At paragraph 6 of its appeal brief, the Appellant has again stated its intention to invoke the incompatibility of the award with public policy (Art.190(2)(e) PILA). However, it must be noted that it does not develop this argument subsequently, which results in its inadmissibility (Art.77(3) LTF).

6. The Appellant, who is unsuccessful, shall pay the costs of the federal proceedings (Art. 66 (1) LTF). On the other hand, it will not have to pay costs to the Respondent, who was not asked to submit an answer.   Therefore, the Federal Tribunal pronounces: 1.

The appeal is rejected to the extent that the matter is capable of appeal.


The judicial costs, set at CHF 7’000.- shall be borne by the Appellant.


This judgment shall be notified to the Representatives of the Parties and to the Court of Arbitration for Sport (CAS).
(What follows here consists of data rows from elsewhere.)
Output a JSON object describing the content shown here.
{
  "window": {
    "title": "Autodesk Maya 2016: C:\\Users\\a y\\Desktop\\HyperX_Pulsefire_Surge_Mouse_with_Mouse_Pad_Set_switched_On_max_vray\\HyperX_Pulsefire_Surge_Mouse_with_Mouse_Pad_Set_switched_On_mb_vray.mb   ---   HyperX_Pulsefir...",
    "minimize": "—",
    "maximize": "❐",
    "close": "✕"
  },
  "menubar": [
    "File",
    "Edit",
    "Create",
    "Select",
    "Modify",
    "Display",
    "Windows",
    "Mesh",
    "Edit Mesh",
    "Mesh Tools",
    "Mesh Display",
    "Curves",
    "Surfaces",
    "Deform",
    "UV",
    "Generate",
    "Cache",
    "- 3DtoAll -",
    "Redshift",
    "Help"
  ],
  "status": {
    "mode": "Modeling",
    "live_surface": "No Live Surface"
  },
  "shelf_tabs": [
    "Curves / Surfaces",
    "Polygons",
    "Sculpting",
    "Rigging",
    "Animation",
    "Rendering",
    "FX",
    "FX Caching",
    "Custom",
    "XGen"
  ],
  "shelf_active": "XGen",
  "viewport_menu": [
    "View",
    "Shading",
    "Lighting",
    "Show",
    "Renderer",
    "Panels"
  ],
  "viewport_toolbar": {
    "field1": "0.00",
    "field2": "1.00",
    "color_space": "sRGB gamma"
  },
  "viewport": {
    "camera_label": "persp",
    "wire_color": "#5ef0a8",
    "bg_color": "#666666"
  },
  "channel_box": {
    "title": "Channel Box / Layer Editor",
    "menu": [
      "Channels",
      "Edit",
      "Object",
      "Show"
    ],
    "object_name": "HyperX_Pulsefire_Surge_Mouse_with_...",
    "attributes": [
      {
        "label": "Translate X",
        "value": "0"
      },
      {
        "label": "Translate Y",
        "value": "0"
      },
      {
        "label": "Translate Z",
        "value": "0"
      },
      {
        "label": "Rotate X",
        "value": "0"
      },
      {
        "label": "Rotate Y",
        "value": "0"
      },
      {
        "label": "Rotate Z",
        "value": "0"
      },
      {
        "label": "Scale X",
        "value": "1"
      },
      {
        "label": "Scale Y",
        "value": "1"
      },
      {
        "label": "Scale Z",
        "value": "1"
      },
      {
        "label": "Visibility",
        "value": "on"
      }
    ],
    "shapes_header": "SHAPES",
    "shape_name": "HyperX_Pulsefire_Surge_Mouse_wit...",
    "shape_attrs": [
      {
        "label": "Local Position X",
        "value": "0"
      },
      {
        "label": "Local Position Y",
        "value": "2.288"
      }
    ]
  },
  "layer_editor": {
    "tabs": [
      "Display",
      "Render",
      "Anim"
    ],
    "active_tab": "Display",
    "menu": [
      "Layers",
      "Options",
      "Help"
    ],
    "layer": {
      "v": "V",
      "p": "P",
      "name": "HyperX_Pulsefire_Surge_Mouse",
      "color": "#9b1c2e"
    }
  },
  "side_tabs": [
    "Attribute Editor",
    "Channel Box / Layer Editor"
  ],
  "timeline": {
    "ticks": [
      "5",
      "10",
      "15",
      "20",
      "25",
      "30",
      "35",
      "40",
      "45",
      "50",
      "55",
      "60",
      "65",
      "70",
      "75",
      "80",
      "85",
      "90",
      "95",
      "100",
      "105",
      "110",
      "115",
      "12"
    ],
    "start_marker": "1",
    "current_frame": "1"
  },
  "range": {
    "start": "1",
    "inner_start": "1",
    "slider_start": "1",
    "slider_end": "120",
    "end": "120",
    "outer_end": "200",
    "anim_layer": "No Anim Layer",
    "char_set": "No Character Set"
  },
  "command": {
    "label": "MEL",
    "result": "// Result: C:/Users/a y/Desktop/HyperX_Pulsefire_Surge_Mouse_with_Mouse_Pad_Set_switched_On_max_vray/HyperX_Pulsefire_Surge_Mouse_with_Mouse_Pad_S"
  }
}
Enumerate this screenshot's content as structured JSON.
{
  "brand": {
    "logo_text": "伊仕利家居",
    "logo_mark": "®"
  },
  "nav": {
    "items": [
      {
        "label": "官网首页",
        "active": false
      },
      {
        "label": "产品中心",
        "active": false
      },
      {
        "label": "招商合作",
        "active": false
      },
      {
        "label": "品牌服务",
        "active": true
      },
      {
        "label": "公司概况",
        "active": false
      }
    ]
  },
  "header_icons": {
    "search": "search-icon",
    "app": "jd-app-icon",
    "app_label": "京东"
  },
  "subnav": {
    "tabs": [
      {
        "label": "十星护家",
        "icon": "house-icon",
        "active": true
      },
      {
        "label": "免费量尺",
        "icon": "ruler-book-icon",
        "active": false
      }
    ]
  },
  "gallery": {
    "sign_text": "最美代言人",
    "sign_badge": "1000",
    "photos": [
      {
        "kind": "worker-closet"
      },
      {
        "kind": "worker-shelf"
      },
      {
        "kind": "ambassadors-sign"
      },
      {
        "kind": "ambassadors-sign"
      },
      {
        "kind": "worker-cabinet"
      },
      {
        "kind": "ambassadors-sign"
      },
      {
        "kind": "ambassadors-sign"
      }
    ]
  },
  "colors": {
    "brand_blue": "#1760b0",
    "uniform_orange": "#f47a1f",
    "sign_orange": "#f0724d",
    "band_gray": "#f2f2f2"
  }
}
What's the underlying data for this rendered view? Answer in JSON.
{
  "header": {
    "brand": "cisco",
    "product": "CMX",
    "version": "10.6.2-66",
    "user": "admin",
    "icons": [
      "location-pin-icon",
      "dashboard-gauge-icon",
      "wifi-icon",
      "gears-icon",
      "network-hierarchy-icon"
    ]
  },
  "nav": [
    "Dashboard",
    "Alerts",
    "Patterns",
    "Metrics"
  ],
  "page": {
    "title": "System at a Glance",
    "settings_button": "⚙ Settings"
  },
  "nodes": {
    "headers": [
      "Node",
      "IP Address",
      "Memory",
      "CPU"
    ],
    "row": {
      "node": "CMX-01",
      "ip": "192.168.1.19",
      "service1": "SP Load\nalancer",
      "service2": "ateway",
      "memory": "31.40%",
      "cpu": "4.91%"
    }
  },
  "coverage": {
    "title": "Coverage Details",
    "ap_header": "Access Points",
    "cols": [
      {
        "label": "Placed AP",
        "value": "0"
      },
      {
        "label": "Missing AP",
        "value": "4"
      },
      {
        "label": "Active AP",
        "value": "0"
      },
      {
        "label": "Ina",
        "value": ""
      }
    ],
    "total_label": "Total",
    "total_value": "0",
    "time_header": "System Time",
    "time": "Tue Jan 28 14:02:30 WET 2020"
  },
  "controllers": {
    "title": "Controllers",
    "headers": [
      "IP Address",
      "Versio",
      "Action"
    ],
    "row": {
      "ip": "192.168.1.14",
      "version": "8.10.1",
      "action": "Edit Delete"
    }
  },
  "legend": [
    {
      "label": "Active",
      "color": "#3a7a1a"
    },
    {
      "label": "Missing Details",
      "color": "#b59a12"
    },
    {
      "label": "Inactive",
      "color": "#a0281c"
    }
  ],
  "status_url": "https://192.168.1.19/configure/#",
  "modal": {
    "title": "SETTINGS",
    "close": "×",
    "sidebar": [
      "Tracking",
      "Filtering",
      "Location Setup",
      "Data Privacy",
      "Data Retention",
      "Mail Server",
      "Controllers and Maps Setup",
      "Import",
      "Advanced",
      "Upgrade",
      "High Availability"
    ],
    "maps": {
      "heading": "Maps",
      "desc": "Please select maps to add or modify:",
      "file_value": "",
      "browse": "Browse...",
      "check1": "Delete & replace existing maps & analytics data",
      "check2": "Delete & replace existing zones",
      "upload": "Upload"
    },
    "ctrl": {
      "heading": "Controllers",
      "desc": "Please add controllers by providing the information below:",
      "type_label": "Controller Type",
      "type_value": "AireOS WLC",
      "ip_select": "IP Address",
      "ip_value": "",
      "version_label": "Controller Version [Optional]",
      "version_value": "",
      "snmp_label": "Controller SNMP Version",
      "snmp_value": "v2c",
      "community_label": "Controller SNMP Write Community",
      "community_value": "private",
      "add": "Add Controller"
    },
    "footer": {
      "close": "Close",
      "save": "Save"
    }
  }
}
Lausanne, March 8, 2017

On behalf of the First Civil Law Court of the Swiss Federal Tribunal

The Presiding Judge:                                                                                       The Clerk of the Court:

Kiss                                                                                                                                    Carruzzo

  • 1. Translator’s Note: Quote as Club X.________ v. Z.________, 4A 40/2017. The original decision was issued in French. The full text is available on the website of the Federal Tribunal,  
  • 2. Translator’s Note: LTF is the Italian and French abbreviation for the Federal Statute of June 17, 2005, organizing the Federal Tribunal, RS 173.110
  • 3. Translator’s Note: The official languages of Switzerland are German, French and Italian. 
  • 4. Translator’s Note: CST is the French abbreviation for the Swiss Federal Constitution. 
  • 5. Translator’s Note: PILA is the most frequently used abbreviation for the Swiss Private International Law Act of December 18, 1987 
  • 6. Translator’s Note: CO is the French abbreviation for Swiss Code of Obligations.